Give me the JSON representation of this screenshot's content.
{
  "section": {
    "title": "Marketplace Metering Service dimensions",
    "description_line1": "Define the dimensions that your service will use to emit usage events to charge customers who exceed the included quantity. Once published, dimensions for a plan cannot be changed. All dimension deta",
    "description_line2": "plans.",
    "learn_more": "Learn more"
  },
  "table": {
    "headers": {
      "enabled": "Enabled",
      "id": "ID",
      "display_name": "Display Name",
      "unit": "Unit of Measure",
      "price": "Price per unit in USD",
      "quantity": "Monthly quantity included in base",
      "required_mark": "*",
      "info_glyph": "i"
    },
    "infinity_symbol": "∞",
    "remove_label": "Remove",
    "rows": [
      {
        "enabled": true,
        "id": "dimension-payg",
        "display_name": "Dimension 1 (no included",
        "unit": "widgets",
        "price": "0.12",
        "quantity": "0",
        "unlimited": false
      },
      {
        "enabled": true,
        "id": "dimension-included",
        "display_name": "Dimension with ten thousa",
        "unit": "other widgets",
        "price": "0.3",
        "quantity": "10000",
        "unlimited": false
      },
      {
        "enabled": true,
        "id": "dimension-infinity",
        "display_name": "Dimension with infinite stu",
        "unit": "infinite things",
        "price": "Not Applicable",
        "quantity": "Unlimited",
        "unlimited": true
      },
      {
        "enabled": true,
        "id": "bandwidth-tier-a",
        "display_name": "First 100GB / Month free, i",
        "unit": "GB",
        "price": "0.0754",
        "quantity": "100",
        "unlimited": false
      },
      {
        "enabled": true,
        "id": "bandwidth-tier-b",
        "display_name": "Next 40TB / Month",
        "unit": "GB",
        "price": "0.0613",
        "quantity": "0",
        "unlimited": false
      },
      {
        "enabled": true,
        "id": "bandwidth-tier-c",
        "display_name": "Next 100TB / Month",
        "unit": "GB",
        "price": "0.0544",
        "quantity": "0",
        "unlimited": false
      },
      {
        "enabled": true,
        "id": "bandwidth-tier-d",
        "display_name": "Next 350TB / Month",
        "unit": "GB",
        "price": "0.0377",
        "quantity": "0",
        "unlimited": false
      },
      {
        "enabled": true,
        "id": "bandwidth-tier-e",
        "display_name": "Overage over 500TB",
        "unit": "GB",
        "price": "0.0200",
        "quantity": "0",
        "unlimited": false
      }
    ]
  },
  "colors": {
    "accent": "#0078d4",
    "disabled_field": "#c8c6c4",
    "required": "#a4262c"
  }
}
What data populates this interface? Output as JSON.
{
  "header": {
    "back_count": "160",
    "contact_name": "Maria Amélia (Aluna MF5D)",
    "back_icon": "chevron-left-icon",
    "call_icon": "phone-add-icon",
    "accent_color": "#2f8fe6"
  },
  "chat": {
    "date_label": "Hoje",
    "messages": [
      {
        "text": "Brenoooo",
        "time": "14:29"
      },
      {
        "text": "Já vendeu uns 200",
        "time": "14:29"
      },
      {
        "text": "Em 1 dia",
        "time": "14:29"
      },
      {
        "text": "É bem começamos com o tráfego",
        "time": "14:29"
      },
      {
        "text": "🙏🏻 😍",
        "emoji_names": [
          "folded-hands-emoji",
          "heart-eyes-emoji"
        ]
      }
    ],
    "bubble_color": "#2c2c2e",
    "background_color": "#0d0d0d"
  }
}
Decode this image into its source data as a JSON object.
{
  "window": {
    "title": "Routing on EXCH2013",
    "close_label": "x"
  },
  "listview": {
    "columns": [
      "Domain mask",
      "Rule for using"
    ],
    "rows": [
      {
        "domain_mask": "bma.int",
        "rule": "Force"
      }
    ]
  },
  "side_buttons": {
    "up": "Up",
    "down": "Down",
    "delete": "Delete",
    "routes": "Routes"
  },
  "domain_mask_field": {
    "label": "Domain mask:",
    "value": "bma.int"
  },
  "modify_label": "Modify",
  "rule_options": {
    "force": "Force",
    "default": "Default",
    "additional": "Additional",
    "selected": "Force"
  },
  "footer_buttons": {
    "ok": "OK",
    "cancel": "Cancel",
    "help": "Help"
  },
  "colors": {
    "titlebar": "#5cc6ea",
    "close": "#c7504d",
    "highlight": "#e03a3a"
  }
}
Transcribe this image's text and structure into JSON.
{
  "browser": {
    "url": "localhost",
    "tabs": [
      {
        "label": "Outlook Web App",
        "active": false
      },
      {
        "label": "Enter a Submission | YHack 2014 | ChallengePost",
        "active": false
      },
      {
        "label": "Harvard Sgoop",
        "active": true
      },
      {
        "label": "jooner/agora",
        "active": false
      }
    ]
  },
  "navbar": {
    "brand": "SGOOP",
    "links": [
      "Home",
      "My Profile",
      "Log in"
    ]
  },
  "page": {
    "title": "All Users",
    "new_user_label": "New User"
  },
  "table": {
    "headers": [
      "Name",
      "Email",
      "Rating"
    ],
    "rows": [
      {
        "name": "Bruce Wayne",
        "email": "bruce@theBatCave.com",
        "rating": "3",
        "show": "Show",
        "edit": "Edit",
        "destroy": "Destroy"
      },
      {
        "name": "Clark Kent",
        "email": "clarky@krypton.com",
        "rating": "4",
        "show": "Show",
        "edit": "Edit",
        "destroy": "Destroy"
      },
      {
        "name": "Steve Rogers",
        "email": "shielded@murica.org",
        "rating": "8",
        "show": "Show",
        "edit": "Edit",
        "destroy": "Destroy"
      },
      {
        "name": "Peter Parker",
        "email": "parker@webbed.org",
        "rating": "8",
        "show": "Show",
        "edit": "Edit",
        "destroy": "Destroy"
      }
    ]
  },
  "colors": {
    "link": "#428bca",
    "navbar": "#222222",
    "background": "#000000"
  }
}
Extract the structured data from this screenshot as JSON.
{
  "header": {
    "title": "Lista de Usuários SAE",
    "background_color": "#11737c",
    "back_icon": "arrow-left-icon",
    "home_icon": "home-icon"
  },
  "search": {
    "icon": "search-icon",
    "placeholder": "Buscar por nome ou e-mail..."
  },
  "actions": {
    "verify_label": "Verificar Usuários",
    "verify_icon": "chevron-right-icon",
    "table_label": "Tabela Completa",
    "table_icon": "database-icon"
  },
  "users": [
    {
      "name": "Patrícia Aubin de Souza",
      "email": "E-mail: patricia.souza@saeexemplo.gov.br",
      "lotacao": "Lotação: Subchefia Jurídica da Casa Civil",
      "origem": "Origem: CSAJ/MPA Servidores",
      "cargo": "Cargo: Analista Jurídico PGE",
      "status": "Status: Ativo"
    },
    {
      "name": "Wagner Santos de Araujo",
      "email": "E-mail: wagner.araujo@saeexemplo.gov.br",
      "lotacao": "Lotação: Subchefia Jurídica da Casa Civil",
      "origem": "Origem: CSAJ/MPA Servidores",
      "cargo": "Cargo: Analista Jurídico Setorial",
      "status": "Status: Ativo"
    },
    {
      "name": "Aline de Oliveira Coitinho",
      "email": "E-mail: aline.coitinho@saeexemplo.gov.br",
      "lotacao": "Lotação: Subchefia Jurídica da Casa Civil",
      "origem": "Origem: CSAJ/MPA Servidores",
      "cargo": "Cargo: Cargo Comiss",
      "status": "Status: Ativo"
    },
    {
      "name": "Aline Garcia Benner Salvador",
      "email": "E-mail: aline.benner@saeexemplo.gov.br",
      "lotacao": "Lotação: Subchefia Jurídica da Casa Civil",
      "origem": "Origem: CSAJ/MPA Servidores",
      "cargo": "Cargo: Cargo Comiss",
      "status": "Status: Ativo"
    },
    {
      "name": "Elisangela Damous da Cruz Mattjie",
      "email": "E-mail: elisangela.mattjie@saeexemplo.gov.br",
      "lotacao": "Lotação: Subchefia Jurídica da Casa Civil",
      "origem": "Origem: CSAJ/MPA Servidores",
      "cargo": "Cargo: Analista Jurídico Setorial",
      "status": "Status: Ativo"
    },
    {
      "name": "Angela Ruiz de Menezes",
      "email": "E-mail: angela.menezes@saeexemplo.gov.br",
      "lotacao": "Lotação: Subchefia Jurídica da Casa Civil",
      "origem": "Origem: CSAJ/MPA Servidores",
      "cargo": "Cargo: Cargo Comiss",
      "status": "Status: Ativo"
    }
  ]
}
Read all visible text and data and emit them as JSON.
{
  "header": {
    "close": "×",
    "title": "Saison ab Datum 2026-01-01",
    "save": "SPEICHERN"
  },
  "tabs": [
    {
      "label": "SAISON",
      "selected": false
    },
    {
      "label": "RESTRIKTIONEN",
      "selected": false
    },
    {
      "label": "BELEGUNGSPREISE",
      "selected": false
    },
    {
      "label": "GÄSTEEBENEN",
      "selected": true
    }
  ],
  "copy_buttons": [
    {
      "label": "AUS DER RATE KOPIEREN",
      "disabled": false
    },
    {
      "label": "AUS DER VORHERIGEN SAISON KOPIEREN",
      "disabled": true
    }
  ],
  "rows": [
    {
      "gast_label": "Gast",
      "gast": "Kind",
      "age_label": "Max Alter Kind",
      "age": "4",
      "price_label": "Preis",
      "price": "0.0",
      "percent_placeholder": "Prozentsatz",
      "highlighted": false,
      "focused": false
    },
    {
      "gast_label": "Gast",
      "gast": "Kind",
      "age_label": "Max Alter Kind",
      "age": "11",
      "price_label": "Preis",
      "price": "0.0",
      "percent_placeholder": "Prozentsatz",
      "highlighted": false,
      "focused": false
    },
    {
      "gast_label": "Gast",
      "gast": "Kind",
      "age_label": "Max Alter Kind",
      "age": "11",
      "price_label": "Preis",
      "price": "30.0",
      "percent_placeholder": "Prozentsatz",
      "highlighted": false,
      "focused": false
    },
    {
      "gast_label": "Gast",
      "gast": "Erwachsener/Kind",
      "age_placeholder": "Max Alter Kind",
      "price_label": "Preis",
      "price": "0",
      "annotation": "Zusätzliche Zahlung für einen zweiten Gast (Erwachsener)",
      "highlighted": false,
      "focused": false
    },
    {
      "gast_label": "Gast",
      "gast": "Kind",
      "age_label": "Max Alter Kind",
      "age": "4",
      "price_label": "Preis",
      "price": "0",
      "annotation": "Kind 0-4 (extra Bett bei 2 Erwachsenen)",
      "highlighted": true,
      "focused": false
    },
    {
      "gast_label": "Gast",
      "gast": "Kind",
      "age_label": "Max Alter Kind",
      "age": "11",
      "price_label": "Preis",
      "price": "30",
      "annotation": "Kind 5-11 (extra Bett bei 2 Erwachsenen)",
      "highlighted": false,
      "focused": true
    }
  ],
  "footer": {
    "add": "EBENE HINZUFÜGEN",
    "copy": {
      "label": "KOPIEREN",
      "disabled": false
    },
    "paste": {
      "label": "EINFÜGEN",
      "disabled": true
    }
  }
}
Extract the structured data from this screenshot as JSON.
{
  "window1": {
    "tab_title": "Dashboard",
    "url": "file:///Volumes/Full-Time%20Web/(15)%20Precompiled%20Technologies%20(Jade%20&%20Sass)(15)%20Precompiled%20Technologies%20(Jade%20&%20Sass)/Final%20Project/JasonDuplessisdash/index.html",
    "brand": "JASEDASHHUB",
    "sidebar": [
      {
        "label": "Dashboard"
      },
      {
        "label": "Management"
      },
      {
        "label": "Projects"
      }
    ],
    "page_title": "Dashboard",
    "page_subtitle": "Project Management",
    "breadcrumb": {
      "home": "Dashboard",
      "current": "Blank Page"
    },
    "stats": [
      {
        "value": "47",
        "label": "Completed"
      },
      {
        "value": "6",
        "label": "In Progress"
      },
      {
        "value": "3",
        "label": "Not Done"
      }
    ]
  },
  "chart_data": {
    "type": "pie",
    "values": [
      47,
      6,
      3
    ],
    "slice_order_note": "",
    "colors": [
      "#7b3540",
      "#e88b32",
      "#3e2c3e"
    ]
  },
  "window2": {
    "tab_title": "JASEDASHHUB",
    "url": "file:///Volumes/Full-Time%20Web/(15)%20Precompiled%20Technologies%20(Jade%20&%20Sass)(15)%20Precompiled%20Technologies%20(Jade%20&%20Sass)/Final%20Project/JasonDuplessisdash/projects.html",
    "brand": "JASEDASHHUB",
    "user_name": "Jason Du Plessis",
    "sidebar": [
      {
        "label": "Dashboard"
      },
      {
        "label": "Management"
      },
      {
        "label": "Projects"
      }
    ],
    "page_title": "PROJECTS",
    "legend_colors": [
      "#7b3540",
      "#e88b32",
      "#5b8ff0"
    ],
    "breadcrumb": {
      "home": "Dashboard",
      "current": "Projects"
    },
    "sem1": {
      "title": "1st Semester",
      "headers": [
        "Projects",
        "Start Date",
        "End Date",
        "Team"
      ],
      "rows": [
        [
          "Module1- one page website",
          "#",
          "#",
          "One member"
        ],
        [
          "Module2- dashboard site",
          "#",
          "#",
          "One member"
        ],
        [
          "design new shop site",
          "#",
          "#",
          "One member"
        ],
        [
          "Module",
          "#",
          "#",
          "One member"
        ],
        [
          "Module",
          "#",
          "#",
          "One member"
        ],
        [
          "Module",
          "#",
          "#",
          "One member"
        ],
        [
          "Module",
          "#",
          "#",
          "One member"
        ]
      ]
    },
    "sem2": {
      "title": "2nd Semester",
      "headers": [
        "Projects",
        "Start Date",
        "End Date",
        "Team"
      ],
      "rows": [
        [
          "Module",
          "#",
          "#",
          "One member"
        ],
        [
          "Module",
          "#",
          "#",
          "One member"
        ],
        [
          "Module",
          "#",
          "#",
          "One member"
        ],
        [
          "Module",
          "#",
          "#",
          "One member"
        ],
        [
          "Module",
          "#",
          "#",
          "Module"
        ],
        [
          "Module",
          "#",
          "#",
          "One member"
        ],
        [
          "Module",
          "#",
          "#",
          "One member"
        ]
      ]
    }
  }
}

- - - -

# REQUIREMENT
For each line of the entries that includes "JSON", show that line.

# SOLUTION BELOW
Give me the JSON representation of this screenshot's content.
What data populates this interface? Output as JSON.
Decode this image into its source data as a JSON object.
Transcribe this image's text and structure into JSON.
Extract the structured data from this screenshot as JSON.
Read all visible text and data and emit them as JSON.
Extract the structured data from this screenshot as JSON.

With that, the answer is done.